With the runoff of the French presidential election completed during the fund-flows week ended May 10, 2017, investors crossed off another uncertainty as centrist Emmanuel Macron’s win on Sunday helped ease some ongoing concerns of further isolationism among European Union members, sending the CBOE volatility index (VIX) to its lowest reading (9.77) since 1993. However, lofty equity valuations, the firing of FBI director James Comey, and the upcoming OPEC meeting left markets range bound. For the flows week the U.S. broad-based indices were mixed, with the NASDAQ Price Only Index (rising 2.49%) witnessing the largest gain of the group, and the Dow Jones Industrial Average Price Only Index (suffering a loss of just 0.07%) experiencing the only decline.
For the second week in three fund investors were net purchasers of fund assets (including those of conventional funds and exchange-traded funds [ETFs]), injecting $1.9 billion. While investors were net redeemers of equity funds, pulling out $2.1 billion for the week, they were net purchasers of taxable bond funds (+$2.2 billion), money market funds (+$1.2 billion), and municipal bond funds (+$0.6 billion).

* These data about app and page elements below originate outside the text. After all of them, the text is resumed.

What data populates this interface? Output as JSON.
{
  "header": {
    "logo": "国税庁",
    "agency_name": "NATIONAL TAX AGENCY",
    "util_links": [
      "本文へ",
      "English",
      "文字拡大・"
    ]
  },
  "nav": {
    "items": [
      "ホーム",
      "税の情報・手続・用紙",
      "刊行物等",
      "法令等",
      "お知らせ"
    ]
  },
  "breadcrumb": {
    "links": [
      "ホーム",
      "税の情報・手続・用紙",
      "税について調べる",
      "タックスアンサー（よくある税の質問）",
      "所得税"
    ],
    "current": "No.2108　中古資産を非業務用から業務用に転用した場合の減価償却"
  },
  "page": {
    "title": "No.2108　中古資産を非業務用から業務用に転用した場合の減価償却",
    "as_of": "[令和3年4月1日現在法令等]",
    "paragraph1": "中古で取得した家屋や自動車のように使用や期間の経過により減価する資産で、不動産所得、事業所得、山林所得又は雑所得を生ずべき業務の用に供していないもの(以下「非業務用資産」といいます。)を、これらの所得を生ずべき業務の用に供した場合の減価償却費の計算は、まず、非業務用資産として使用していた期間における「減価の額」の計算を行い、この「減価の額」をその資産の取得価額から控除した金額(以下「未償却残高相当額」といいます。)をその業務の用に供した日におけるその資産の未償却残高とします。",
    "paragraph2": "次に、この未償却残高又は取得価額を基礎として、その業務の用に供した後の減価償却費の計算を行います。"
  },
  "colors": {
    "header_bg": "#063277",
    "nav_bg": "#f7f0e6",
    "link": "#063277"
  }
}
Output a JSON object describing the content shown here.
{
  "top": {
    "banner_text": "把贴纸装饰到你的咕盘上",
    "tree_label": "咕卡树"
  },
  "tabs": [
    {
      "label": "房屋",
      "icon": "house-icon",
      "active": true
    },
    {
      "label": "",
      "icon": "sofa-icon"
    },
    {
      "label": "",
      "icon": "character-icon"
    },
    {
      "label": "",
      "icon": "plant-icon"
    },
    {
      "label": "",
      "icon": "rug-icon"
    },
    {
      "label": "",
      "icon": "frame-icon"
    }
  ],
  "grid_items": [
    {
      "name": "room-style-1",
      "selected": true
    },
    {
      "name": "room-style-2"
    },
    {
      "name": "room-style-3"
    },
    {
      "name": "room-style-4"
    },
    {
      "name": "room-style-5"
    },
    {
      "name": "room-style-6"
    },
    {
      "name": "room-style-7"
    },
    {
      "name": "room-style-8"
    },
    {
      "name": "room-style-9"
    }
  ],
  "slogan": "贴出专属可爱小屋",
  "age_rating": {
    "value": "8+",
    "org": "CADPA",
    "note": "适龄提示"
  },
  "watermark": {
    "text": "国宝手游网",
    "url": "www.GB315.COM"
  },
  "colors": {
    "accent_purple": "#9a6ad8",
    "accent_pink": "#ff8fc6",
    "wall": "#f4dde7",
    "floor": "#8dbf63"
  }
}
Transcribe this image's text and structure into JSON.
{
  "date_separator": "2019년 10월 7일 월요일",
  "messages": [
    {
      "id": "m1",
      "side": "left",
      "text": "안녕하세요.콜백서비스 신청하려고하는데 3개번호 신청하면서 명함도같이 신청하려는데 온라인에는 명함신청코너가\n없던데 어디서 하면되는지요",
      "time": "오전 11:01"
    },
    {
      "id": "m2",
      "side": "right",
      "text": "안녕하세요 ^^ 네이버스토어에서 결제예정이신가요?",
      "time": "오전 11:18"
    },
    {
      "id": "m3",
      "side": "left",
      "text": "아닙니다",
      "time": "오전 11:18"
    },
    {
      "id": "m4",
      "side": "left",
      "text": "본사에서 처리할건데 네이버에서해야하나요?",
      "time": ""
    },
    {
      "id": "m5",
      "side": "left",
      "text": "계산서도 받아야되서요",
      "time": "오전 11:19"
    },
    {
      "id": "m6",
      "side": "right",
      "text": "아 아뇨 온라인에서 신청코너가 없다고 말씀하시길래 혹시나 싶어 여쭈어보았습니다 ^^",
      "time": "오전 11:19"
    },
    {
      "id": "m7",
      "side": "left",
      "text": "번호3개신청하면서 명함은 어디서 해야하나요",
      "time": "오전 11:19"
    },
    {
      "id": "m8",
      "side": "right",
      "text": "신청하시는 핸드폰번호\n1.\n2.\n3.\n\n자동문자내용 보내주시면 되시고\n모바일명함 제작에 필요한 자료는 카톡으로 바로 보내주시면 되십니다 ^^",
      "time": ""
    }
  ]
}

At the beginning of the fund-flows week investors became slightly more cautious despite learning that first-time jobless claims had fallen sharply the previous week, declining a larger-than-expected 19,000. Investors took a wait-and-see approach ahead of the French runoff election and after learning that the House Financial Services panel voted to roll back provisions of the Dodd-Frank financial reforms and that the House of Representatives voted to replace the Affordable Care Act. On Friday, May 5, the NASDAQ and S&P 500 closed at record highs after the Department of Labor reported that the U.S. economy added 211,000 jobs for April—surpassing analyst expectations of 190,000—and the unemployment rate dropped to 4.4% to match its lowest level since May 2007. After Macron’s expected victory on Sunday, U.S. markets eked out another round of record closes on Monday as the VIX finished the day at its lowest point in decades. Helped by the French election results, both the Nikkei 225 index and the Korean Kospi hit all-time highs. At the end of the fund-flows week the NASDAQ carved out another record close, chalking up its thirty-first record of 2017, even as the Dow suffered declines as some investors began to question Trump’s ability to build consensus in Washington after he fired FBI Director Comey. The energy sector rallied after near-month crude oil prices settled up 3.2% at $47.33 per barrel on news that there was a drop in U.S. crude oil supplies.
For the fifth week in a row equity ETFs witnessed net inflows, attracting just a little under $1.6 billion for the flows week. Authorized participants (APs) were net sellers of domestic equity ETFs (-$2.8 billion), redeeming money from the group for the second consecutive week. For the twentieth week running nondomestic equity ETFs witnessed net inflows, this past week attracting $4.4 billion. iShares MSCI EAFE ETF (+$1.1 billion), iShares MSCI EAFE ETF (+$0.9 billion), and iShares Core MSCI EAFE ETF (+$0.4 billion) attracted the largest amounts of net new money of all individual equity ETFs. At the other end of the spectrum SPDR S&P 500 ETF (-$2.5 million) experienced the largest individual net redemptions, and iShares Russell 2000 ETF (-$260 million) suffered the second largest net redemptions for the week.
For the seventh consecutive week conventional fund (ex-ETF) investors were net redeemers of equity funds, redeeming $3.8 billion. Domestic equity funds, handing back a little less than $1.8 billion, witnessed their nineteenth week of net outflows despite posting a 0.62% return on average for the flows week, while their nondomestic equity fund counterparts, posting a 1.13% return on average, witnessed net outflows (-$2.0 billion) for the third week in four. On the domestic equity side fund investors continued to lighten up on large-cap funds (-$1.0 billion net), while on the nondomestic side they shunned international equity funds (-$1.6 billion).
For the fourth consecutive week taxable bond funds (ex-ETFs) witnessed net inflows, taking in $2.6 billion. Corporate investment-grade debt funds witnessed the largest net inflows of the group, taking in $1.9 billion, while flexible portfolio funds (+$461 million) and balanced funds (+$201 million) witnessed the next largest net inflows. Government-mortgage funds (-$155 million) witnessed the only net redemptions of the group for the week. With investors pricing in the probability of a June rate hike at 83%, according to the CME FedWath Tool, and import prices on the rise, it wasn’t too surprising to see Thomson Reuters Lipper’s Inflation-Protected Bond Funds classification taking in net new money for the twenty-seventh consecutive week (+$58 million) and bank loan funds witnessing their twenty-sixth week of net inflows, attracting some $219 million for the week. For the fifth week in a row municipal bond funds (ex-ETFs) witnessed net inflows, taking in some $575 million for the week.